WHAT YOU SHOULD DO: Look through the data below and show every line that includes "Discount".

DATA SUPPLIED:
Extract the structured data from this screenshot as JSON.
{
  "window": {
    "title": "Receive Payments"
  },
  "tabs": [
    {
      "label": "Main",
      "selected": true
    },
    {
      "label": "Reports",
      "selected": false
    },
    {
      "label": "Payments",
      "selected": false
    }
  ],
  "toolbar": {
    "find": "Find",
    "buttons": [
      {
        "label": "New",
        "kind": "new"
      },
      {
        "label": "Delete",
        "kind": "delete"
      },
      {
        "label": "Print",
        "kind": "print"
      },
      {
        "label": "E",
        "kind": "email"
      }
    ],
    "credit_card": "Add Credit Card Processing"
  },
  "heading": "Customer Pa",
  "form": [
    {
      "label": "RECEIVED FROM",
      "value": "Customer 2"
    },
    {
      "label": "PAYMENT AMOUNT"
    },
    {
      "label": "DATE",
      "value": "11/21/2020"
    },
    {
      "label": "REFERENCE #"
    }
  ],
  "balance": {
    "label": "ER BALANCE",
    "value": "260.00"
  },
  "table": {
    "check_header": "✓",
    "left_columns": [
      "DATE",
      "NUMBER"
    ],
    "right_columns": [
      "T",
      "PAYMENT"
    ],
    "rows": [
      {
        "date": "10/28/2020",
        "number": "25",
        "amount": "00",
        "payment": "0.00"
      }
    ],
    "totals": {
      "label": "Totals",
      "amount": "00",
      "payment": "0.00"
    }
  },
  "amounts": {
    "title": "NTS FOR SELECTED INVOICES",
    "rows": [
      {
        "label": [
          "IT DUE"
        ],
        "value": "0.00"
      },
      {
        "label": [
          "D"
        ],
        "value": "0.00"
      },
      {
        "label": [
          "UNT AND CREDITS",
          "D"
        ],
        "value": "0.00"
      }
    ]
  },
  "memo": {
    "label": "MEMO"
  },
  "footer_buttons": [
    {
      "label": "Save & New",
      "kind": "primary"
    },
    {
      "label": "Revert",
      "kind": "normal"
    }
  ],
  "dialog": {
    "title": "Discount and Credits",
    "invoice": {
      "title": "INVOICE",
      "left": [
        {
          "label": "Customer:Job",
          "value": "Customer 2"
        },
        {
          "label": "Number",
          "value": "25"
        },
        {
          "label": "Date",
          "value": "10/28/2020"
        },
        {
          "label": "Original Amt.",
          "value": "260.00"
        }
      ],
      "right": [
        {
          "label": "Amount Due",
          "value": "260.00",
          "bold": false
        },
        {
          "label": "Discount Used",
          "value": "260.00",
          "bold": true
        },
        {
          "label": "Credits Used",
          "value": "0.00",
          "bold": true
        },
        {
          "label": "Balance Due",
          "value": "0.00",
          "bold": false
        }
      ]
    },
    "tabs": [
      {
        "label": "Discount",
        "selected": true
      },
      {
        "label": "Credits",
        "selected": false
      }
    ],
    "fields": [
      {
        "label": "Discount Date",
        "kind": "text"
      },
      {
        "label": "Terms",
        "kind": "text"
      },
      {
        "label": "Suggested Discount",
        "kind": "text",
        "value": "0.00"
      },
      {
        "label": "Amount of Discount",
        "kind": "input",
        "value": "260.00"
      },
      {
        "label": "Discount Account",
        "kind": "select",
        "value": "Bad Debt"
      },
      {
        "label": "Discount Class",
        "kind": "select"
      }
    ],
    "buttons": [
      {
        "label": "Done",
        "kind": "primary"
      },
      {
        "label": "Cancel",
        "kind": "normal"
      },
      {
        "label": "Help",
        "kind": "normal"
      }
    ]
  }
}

RESPONSE TO THIS EXERCISE:
    "title": "Discount and Credits",
          "label": "Discount Used",
        "label": "Discount",
        "label": "Discount Date",
        "label": "Suggested Discount",
        "label": "Amount of Discount",
        "label": "Discount Account",
        "label": "Discount Class",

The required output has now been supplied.